I’ve given you examples so far of goals that involve a lot of numbers, so I wanted to apply this to one of my life goals from 2016. When I set my goals, I entered the process thinking that I wanted to begin the process of re-teaching myself how to play piano. Through high school, I practiced daily and was pretty good by the time I graduated. Then, well, life happened. I stopped practicing as frequently and my skills fell off a cliff. I miss it tremendously, which is why I decided to set a goal that involved playing piano. When I set the goal though, I wasn’t honest with myself. I had the image in my mind of me playing at my peak level, not my current state. My goal wasn’t simply to re-learn how to play. My goal was to teach myself a song that I could barely play back in my prime. If I couldn’t master this song when I practiced an hour or two every day after playing for ten consecutive years, why on earth would I be able to learn this song when working full-time, blogging, and trying to live the normal adult life? OF COURSE I FAILED. I didn’t set myself up for success because I wasn’t honest with myself and set the bare astronomically high. The problem wasn’t the concept of the goal, because I really wanted to play piano and get back in the habit of playing piano. The problem was that I was aiming for something that I had no chance of achieving. I should have found a difficult, achievable goal instead of an impossible one. Let’s just say I am hopefully going to correct this when setting my goals for next year.

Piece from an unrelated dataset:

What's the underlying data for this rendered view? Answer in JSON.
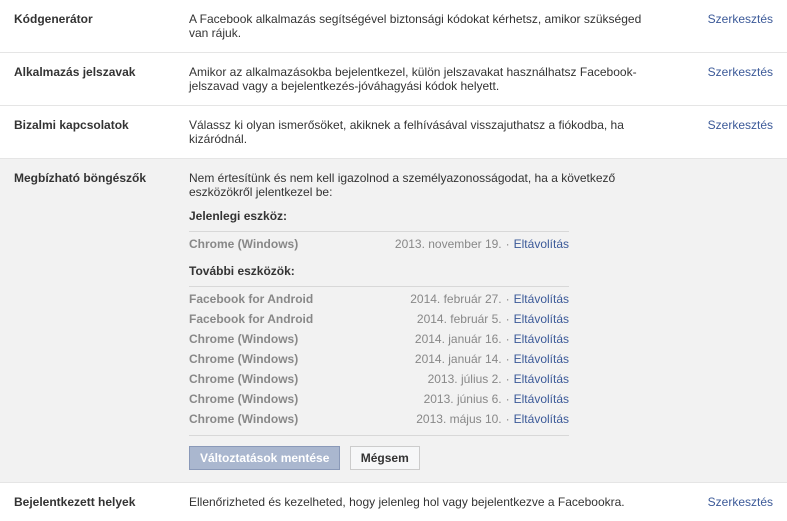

Lesson #4: Allow Flexibility and Don’t Box Yourself In – The title of this lesson probably sounds different from the message I am trying to get across. I’ve made mistakes in the past where I created goals that were so specific/so narrowly focused that I would have been engaging in an action just to satisfy the goal whether or not that was the correct decision at the time. Hopefully that makes sense. For example, one of my goals last year was to investing in two dividend stocks with yields below 2%. In order to achieve that goal, I would have had to purchase stocks that were overvalued and didn’t meet the normal metrics of our stock screener or were not necessarily the best deal at the time. Looking back, I should have set my goal as “invest in two stocks that are below my portfolio’s dividend yield” or something that would have provided me with more flexibility. I know this isn’t true for all goals and sometimes being specific is the right answer. But in my brief goal setting history, I don’t think I have accomplished a goal that forces one activity. Please let me know if you have had a different experience.
Lesson #5: Have Fun – I’ll end with the simplest lesson I have learned…have fun and set goals that you are going to enjoy battling for over the course of a year. I promise you that you will be more motivated, determined, and more likely to achieve the goal if you are having fun along the way. Life is too short to force yourself into actions that are going to make you miserable. So enjoy the ride and the journey,
Hopefully you find these lessons helpful as you set your goals for the coming year and many years going forward. I know we all have different lessons, pieces of advice, or tricks of the trade we have learned over the years. So please, share your stories and lessons in the comments section so we can all learn from each other and set the best goals possible! I can’t wait to read your comments.